It’s been a long time since I wrote in my blog. I have been in my hospital room ocusor 18 days. Yesterday, I received great news, that my numbers were good enough for me to go home. It is both exciting and scary.
I have amazing nurses and doctors to thank for taking such good care of me. I feel loved at the hospital. But I also feel like a person that has been in jail and is now being released into society. As much as I hate being cooped up, it becomes very familiar. Suddenly, the real world seems overwhelming. But I’ve been very eager to just smell fresh air. Even people in jail get an hour of fresh air a day.
Here is a list of what I experienced over the past 18 days:
- Shared a room for 4 days. Doesn’t sound like a big deal, but when people are sick, trust me, you don’t want to share a room or bathroom. You don’t sleep.

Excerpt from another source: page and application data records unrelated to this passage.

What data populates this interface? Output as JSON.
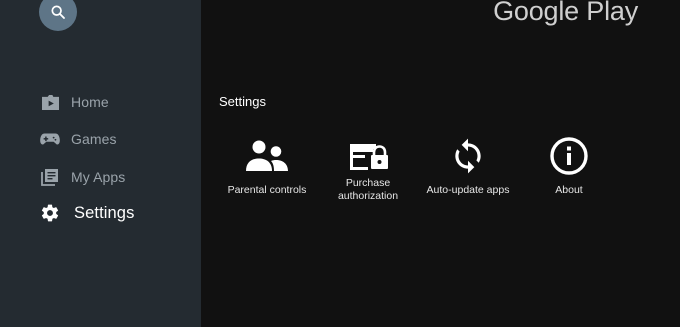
{
  "app": {
    "logo_text": "Google Play"
  },
  "sidebar": {
    "search_icon": "search-icon",
    "items": [
      {
        "label": "Home",
        "icon": "play-folder-icon",
        "active": false
      },
      {
        "label": "Games",
        "icon": "gamepad-icon",
        "active": false
      },
      {
        "label": "My Apps",
        "icon": "apps-library-icon",
        "active": false
      },
      {
        "label": "Settings",
        "icon": "gear-icon",
        "active": true
      }
    ]
  },
  "main": {
    "section_title": "Settings",
    "tiles": [
      {
        "label": "Parental controls",
        "icon": "people-icon"
      },
      {
        "label": "Purchase authorization",
        "icon": "card-lock-icon"
      },
      {
        "label": "Auto-update apps",
        "icon": "sync-icon"
      },
      {
        "label": "About",
        "icon": "info-icon"
      }
    ]
  },
  "colors": {
    "sidebar_bg": "#242b31",
    "main_bg": "#111111",
    "search_button": "#5e7587",
    "inactive_text": "#9aa3aa",
    "active_text": "#ffffff"
  }
}
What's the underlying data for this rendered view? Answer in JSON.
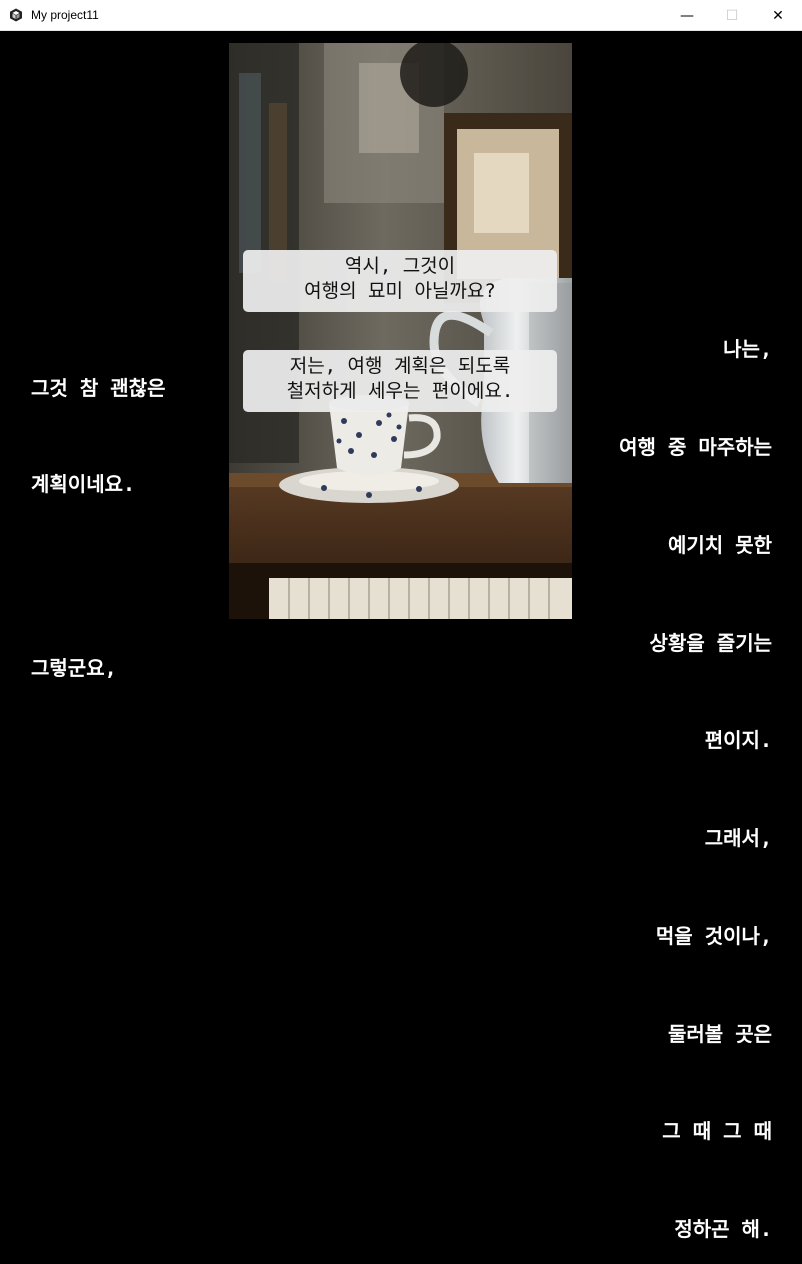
{
  "window": {
    "title": "My project11",
    "minimize_glyph": "—",
    "maximize_glyph": "☐",
    "close_glyph": "✕"
  },
  "dialogue_center": [
    {
      "lines": [
        "역시, 그것이",
        "여행의 묘미 아닐까요?"
      ]
    },
    {
      "lines": [
        "저는, 여행 계획은 되도록",
        "철저하게 세우는 편이에요."
      ]
    }
  ],
  "dialogue_left": {
    "block1": [
      "그것 참 괜찮은",
      "계획이네요."
    ],
    "block2": [
      "그렇군요,"
    ]
  },
  "dialogue_right": {
    "lines": [
      "나는,",
      "여행 중 마주하는",
      "예기치 못한",
      "상황을 즐기는",
      "편이지.",
      "그래서,",
      "먹을 것이나,",
      "둘러볼 곳은",
      "그 때 그 때",
      "정하곤 해."
    ]
  },
  "colors": {
    "background": "#000000",
    "text_side": "#ffffff",
    "bubble": "#eeeeee",
    "bubble_text": "#111111"
  },
  "icons": {
    "app": "unity-cube-icon",
    "minimize": "minimize-icon",
    "maximize": "maximize-icon",
    "close": "close-icon"
  }
}
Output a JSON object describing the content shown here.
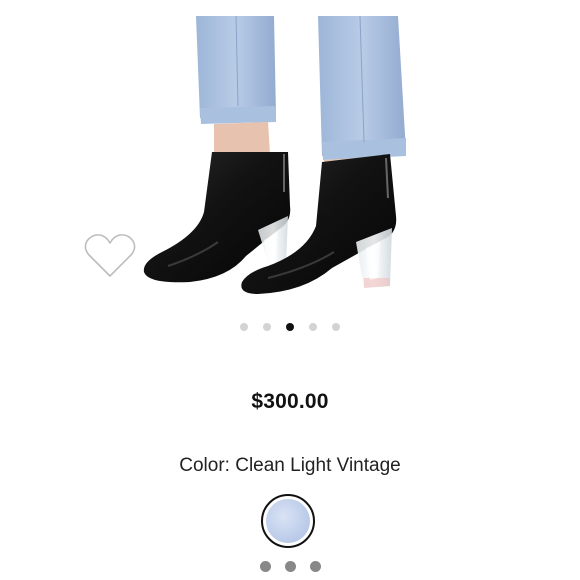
{
  "product": {
    "price": "$300.00",
    "color_label": "Color: Clean Light Vintage",
    "image_semantic": "black-leather-ankle-boots-clear-heel"
  },
  "carousel": {
    "count": 5,
    "active_index": 2
  },
  "swatches": {
    "selected_color": "#b9c9e8",
    "more_indicator_count": 3
  },
  "colors": {
    "accent": "#111111",
    "dot_inactive": "#d3d3d3",
    "more_dots": "#888888"
  },
  "icons": {
    "wishlist": "heart-outline-icon"
  }
}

- Got a rash all over my chest
- Had a fever (bigger deal when you have Cancer). Judging by the x-rays, they thought it was mild pneumonia. Took antibiotics for a week.
- 5 blood transfusions
- 2 platelet transfusions
- 1 allergic reaction to the platelet transfusion. Broke out in major hives all over body. Had to take two rounds of Benadryl through my IV.
- 2 Chest x rays
- Major mouth sores where I couldn’t open my mouth for 3 days. Couldn’t eat or drink.
- Extreme lower back spasms from having Neupogen shots in my belly each day.
Yes, this all sounds very dramatic, but it has been quite the run. There is probably more that I can’t remember. There are so many “scary” things constantly taking place. It can drive you nuts if you worry about everything. The entire time, I was just thinking about not thinking too much. I would constantly remind myself to only think about the things in my control. Anything out of my control, I had to have the discipline of mind to push it out of the way.
There simply is no reason to worry about anything that is out of our control. What will happen will happen. The more stuff that we go through in a small period of time, the harder it is to stay cool and calm. But we just have too.
By refocusing my energy on what I could control, I was able to maintain my sanity. I would focus on small things, like drinking a lot of water, taking walks in the hallway, listening to classical music (thanks to Norm’s advice), and trying to eat as much as possible.
I have successfully finished round 1A, 1B, and 1C, which I just completed. 1C is the big one. You typically have to stay in your hospital room for 18-21 days straight. Next up is h2A, 2B and 2C. Then 3B. Each round takes a little over a month. So there are about four and a half intense months left. After that it is maintenance, which is no picnic, but is all outpatient. This means that if all goes well, I won’t have to stay in the hospital during treatment. So I just cleared a huge hurdle, getting through these first three rounds.
I am now at my new house that April and I are renting in University City. I love it. April has done an amazing job getting it all set up. But I do feel an adjustment period. At the hospital, if something feels a little funny, I just push a button and a nurse is there within a minute. Here at the house, I feel unplugged. I don’t have filtered air. I have to be much more cautious/paranoid. I have to watch out for sick people, flying dust, dirt that has fungus, etc. At the moment it is difficult to relax. I’m sure in a few days I will settle in.
Ultimately I am so glad to be out of the hospital. It was so great to sleep on my Tempurpedic bed. It was nice to see birds, walk on carpet, go to the refrigerator, pee in a regular toilet, and sit on a couch. Over the next twelve days, I will get to recover. Hopefully gain some strength back. My son Brandon will be in town next Thursday, and I am super happy about that.
Before I left the hospital, the doctors asked what I was most looking forward to. I said that I was very excited to garden with Brandon at my new house. The doctors immediately shut that one down, and said that gardening is out for my entire three-year program. It is too dangerous because of the fungus. I’m not going to lie. I was bummed.
I decided to make a list of all the things that I can’t do for three years. Gardening is officially on that list now, along with being at Padre games, traveling outside of San Diego, eating at restaurants, swimming in the ocean, going to movies, hugging all my friends, eating Chipotle, lifting weights, and making babies. This list will continue to grow. Then, three years from now, I am going to do everything on that list. I may even take a year off of work, and spend my time accomplishing all of these things. So get ready for some hugs!